Health care delivery in the United States is currently undergoing substantial changes to address issues of cost, quality, and access. I developed the first version of this slide in 2012 and have been updating it as new trends are identified. I’m curious to see how many of the “Future State” items will become “Current State” over the next 5 years.
For anyone that follows the trajectory of proposed health care changes in the United States, you’ve probably noticed that authors and speakers have a tendency to use a variety of verbs to convey the urgency of realizing it. Some of the verbs I’ve seen attached to health care include “transform, “disrupt,” and “reinvent.”
Now I understand – and agree with – many of the calls to bring about change in the U.S. health care system. But, I can’t help wondering if too much time is spent attempting to identify new verbs to explain it at the expense of digging in and making it happen.
Those of us with a strong interest in seeing change come to fruition have been afforded an amazing opportunity to undertake this noble challenge of addressing this fundamental issue: fixing health care over the next twenty years.

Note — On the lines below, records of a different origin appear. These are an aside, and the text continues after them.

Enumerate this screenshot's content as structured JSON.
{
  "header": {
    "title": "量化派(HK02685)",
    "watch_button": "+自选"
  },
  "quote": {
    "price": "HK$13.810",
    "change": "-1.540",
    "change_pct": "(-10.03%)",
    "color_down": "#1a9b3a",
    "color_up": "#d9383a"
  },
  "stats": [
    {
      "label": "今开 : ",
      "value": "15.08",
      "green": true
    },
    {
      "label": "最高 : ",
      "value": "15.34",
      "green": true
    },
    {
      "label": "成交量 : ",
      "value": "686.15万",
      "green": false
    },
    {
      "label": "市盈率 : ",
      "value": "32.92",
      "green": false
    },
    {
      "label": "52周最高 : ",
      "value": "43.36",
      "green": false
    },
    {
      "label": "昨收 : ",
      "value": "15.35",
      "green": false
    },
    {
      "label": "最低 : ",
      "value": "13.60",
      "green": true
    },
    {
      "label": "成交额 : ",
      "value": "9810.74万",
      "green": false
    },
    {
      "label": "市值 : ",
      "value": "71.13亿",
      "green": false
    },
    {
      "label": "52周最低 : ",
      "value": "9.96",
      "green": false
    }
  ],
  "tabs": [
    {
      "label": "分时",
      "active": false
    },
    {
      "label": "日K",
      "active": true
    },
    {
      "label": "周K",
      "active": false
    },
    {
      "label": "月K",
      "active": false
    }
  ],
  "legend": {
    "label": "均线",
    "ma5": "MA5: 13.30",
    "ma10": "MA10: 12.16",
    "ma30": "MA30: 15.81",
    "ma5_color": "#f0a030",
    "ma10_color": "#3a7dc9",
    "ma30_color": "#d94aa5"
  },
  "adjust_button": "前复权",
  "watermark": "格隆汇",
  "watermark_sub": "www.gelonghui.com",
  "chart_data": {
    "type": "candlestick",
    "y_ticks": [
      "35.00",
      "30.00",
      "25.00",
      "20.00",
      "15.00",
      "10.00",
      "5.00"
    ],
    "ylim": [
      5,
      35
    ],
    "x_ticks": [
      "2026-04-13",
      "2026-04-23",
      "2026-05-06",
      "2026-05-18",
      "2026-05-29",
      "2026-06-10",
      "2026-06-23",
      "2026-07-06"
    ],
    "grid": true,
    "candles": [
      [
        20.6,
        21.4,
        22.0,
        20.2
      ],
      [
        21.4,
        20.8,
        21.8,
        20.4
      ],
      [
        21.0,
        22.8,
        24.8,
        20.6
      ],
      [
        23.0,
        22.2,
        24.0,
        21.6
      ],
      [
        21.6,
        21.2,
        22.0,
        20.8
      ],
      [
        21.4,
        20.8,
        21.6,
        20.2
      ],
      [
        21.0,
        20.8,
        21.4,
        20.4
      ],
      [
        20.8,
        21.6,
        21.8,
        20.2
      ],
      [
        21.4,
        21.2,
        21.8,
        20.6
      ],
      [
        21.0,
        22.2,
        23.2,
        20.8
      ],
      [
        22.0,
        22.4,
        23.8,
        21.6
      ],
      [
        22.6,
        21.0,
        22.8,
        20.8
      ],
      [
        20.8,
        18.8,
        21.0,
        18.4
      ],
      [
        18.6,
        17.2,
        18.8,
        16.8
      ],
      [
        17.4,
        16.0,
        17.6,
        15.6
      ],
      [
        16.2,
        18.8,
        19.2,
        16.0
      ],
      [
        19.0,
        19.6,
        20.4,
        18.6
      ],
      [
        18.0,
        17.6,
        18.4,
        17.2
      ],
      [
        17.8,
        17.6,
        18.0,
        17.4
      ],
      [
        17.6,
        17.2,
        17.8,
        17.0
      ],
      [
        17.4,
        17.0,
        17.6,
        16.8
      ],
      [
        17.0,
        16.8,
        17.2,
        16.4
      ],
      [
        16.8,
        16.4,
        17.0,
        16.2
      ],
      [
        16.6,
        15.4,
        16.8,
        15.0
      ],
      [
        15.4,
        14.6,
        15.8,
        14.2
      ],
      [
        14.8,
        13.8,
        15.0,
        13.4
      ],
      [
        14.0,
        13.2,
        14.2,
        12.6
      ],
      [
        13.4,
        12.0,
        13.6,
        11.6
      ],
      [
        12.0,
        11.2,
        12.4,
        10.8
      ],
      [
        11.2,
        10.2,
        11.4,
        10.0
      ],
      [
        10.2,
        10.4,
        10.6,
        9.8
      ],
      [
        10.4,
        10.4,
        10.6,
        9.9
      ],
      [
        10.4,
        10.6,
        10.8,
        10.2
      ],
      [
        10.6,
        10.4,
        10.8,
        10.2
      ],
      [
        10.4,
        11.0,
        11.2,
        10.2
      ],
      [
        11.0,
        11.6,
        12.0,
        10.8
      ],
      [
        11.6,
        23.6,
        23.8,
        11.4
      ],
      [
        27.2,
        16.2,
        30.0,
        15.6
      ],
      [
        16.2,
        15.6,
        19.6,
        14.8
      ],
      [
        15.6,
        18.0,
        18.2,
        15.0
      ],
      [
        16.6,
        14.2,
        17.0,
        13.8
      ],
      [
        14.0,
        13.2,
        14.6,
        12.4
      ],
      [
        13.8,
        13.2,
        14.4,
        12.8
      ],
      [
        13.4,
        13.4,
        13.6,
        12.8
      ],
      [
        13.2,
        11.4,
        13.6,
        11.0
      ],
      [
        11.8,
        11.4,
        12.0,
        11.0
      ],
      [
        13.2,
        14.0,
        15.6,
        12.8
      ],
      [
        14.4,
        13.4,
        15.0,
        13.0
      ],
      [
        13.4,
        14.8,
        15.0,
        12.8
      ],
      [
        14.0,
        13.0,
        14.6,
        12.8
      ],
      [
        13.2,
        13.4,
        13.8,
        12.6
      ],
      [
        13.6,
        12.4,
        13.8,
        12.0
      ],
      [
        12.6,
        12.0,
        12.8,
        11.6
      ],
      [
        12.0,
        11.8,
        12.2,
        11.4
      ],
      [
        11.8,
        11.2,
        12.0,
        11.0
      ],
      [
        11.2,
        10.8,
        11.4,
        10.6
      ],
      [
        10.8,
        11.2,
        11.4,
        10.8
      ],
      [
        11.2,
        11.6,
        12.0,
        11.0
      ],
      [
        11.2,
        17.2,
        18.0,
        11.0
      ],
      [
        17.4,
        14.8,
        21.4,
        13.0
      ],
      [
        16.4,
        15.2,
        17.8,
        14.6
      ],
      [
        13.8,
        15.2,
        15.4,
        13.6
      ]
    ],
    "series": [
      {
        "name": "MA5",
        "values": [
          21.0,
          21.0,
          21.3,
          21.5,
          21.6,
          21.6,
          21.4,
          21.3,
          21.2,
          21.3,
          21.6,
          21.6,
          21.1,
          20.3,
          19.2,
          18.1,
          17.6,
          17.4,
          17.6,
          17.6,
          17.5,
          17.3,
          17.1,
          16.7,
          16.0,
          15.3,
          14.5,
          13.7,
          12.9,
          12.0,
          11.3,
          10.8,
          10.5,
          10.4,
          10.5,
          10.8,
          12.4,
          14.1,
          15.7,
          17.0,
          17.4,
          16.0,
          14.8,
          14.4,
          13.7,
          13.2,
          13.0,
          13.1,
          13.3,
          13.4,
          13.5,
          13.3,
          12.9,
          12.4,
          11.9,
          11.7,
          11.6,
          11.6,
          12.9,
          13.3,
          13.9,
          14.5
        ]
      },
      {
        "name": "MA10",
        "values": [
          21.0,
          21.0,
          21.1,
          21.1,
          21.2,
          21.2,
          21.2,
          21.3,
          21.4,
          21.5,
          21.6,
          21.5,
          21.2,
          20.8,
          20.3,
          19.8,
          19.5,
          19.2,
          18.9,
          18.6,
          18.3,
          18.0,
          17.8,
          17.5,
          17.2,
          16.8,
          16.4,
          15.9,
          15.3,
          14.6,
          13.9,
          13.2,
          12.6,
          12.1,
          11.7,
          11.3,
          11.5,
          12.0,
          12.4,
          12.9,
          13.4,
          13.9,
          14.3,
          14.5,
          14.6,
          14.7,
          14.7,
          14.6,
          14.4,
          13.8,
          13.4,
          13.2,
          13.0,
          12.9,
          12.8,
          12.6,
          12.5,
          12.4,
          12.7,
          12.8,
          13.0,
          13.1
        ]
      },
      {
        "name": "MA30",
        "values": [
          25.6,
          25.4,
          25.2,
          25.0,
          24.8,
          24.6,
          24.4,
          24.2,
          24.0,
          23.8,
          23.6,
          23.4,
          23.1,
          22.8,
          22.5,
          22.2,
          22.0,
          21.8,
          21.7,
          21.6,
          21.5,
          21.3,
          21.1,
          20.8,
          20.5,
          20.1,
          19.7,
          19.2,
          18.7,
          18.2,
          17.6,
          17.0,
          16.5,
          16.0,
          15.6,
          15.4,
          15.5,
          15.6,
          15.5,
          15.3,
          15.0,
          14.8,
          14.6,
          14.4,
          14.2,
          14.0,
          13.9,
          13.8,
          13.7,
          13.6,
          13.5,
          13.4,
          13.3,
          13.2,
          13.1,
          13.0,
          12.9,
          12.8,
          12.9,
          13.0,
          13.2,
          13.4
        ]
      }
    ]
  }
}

We did not arrive at this place overnight, nor will we solve the numerous challenges without thoughtful effort. But, if committed people are unwilling to step up and lead, then we will remain in this morass that is slowly drowning us all.
So, let us focus less on identifying verbs to explain the change and work toward bringing it about with all expediency.
“…the potential sources of danger that we believe warrant the greatest attention for the coming year. The list does not enumerate the most frequently reported problems or the ones associated with the most severe consequences—although we do consider such information in our analysis. Rather, the list reflects our judgment about which risks should receive priority now.” (p. 2)
The list includes:
- Ransomware and Other Cybersecurity Threats to Healthcare Delivery Can Endanger Patients
- Endoscope Reprocessing Failures Continue to Expose Patients to Infection Risk
- Mattresses and Covers May Be Infected by Body Fluids and Microbiological Contaminants
- Missed Alarms May Result from Inappropriately Configured Secondary Notification Devices and Systems
- Improper Cleaning May Cause Device Malfunctions, Equipment Failures, and Potential for Patient Injury
- Unholstered Electrosurgical Active Electrodes Can Lead to Patient Burns
- Inadequate Use of Digital Imaging Tools May Lead to Unnecessary Radiation Exposure
- Workarounds Can Negate the Safety Advantages of Bar-Coded Medication Administration Systems
- Flaws in Medical Device Networking Can Lead to Delayed or Inappropriate Care
- Slow Adoption of Safer Enteral Feeding Connectors Leaves Patients at Risk
If you’re interested in getting your own copy of the Executive Brief, visit this link.